• [DIRECTIONS FOR THIS TASK]: Note how many lines in the entries contain the string "envelope", then give that number and nothing else.

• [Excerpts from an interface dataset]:
-.-.-

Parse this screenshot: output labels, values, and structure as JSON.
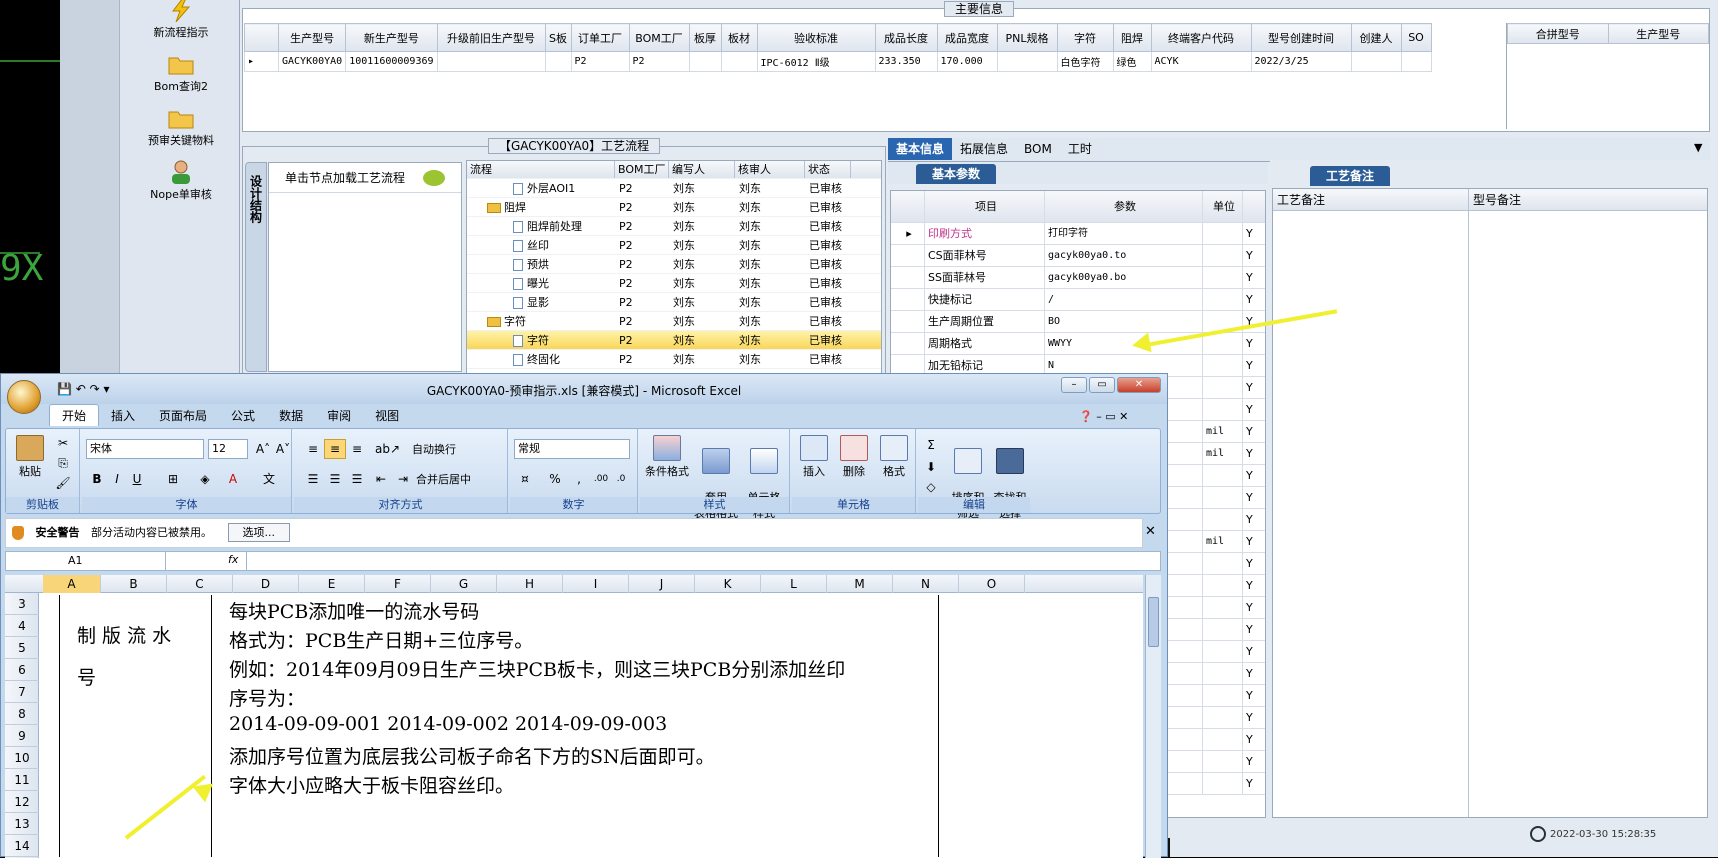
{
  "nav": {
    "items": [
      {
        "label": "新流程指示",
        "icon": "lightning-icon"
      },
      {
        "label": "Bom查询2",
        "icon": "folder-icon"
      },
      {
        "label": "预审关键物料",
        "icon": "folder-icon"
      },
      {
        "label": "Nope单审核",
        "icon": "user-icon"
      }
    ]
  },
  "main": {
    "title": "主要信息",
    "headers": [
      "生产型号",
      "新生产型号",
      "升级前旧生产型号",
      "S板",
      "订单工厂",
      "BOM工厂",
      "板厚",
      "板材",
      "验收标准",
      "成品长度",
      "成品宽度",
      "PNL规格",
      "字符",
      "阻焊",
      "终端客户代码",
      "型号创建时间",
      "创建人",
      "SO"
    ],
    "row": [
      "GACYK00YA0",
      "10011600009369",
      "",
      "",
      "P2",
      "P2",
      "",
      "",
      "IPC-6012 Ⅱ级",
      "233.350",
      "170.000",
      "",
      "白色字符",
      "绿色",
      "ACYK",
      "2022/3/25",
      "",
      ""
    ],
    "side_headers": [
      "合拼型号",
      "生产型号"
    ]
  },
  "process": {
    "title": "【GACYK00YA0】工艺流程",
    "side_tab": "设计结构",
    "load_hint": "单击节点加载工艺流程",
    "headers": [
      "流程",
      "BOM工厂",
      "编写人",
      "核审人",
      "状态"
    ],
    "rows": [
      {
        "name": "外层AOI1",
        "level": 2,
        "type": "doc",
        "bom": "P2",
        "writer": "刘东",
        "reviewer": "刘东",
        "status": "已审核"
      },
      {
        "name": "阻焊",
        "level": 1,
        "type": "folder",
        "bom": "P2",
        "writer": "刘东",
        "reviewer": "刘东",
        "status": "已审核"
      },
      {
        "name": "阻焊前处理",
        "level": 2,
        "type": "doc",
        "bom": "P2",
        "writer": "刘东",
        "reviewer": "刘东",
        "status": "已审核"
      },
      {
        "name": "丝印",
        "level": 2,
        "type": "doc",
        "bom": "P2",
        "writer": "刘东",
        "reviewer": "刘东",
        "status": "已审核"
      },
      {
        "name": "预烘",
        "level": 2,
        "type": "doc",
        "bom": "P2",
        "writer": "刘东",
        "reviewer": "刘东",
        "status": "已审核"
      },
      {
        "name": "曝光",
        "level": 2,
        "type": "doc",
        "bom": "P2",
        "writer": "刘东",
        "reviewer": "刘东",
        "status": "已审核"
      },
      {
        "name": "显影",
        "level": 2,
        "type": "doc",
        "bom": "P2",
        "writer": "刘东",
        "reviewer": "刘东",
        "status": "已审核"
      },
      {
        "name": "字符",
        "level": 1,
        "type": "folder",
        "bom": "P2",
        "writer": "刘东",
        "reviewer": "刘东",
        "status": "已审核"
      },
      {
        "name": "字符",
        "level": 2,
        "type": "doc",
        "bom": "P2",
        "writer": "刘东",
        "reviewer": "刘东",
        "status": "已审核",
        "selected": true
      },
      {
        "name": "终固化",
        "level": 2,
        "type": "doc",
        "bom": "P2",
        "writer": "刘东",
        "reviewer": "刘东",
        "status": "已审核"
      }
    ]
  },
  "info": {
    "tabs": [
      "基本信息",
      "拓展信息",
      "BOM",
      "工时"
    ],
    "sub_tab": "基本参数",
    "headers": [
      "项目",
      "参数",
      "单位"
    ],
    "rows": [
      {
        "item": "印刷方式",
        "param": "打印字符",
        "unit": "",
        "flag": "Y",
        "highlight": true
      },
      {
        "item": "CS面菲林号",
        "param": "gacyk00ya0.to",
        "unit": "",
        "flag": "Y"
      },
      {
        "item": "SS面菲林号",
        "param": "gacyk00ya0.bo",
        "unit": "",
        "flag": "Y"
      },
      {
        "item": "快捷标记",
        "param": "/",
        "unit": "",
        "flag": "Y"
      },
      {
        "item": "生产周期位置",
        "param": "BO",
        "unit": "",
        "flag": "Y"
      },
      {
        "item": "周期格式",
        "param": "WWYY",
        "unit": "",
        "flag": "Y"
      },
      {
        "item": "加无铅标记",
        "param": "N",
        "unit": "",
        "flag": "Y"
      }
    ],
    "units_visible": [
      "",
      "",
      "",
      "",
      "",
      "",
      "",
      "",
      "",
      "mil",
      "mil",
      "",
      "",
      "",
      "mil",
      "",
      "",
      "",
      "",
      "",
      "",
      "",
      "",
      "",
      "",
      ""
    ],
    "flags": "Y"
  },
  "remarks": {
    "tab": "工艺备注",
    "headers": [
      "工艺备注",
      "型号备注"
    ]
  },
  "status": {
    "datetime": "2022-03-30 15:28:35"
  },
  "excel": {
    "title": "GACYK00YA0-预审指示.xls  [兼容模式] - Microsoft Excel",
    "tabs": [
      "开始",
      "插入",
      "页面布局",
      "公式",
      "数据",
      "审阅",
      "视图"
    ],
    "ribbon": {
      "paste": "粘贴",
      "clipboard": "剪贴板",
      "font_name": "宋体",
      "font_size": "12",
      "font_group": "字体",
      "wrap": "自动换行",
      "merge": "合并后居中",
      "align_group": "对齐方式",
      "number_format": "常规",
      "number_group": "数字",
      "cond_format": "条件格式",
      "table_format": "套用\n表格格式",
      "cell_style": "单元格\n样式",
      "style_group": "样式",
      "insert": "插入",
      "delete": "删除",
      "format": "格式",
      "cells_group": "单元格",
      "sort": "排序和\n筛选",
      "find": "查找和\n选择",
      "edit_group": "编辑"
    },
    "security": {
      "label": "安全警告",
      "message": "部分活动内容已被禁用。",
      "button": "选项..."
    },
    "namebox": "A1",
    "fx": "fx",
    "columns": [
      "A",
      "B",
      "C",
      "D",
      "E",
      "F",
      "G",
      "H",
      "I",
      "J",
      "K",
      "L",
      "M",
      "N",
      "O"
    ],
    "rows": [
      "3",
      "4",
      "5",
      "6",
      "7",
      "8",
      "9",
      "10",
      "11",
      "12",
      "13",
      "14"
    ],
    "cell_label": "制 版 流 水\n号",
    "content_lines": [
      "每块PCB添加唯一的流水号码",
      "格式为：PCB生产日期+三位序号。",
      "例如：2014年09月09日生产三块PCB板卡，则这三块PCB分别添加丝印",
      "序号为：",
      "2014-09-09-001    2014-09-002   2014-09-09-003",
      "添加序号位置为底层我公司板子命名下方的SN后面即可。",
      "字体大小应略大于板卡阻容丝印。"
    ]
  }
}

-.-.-

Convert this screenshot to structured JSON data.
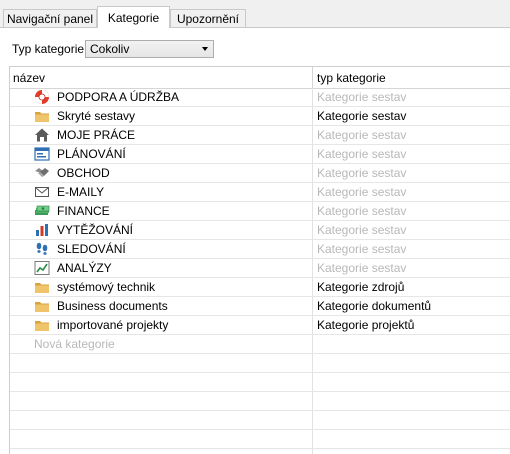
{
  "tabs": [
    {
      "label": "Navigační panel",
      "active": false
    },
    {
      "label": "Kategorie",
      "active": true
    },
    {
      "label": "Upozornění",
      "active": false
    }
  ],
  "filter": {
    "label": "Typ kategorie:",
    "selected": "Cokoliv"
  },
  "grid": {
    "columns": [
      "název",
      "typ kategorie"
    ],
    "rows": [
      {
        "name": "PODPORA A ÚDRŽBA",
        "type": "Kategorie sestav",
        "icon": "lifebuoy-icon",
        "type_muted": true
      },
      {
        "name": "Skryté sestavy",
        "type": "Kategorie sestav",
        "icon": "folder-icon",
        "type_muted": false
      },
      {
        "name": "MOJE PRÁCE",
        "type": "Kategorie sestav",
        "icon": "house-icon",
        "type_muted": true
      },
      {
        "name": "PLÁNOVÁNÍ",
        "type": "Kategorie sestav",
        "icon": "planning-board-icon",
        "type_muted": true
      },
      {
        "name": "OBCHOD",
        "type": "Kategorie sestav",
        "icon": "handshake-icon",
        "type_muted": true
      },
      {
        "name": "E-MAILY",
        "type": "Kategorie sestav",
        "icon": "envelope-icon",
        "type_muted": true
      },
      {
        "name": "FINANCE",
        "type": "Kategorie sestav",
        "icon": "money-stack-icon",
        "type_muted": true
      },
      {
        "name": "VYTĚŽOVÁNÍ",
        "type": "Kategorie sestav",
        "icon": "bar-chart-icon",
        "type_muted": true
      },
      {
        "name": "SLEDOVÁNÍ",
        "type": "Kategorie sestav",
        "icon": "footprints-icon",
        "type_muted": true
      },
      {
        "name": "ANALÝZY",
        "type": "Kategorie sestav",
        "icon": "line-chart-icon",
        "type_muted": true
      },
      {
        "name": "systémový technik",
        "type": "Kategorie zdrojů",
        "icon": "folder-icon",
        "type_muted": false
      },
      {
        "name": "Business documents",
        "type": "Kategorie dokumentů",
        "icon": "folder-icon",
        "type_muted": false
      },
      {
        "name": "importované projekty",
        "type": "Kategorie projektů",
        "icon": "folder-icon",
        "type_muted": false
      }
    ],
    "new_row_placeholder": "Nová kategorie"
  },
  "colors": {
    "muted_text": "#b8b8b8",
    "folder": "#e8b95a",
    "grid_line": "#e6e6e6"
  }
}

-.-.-

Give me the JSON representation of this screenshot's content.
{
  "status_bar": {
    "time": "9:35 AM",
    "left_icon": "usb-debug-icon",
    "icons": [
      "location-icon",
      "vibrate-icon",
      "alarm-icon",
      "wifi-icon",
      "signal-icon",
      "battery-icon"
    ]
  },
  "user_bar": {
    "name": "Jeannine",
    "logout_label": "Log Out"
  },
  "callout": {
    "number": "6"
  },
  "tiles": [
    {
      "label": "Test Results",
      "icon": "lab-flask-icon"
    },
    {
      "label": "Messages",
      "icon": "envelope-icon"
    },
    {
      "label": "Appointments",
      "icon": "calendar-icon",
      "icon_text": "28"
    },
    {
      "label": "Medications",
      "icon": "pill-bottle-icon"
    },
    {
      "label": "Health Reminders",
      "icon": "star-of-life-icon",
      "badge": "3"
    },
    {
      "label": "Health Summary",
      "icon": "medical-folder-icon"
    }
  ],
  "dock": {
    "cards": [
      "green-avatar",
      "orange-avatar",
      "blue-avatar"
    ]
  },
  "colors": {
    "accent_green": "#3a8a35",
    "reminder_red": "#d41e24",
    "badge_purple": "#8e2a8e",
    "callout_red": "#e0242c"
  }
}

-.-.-

• [WRITTEN ANSWER]: 2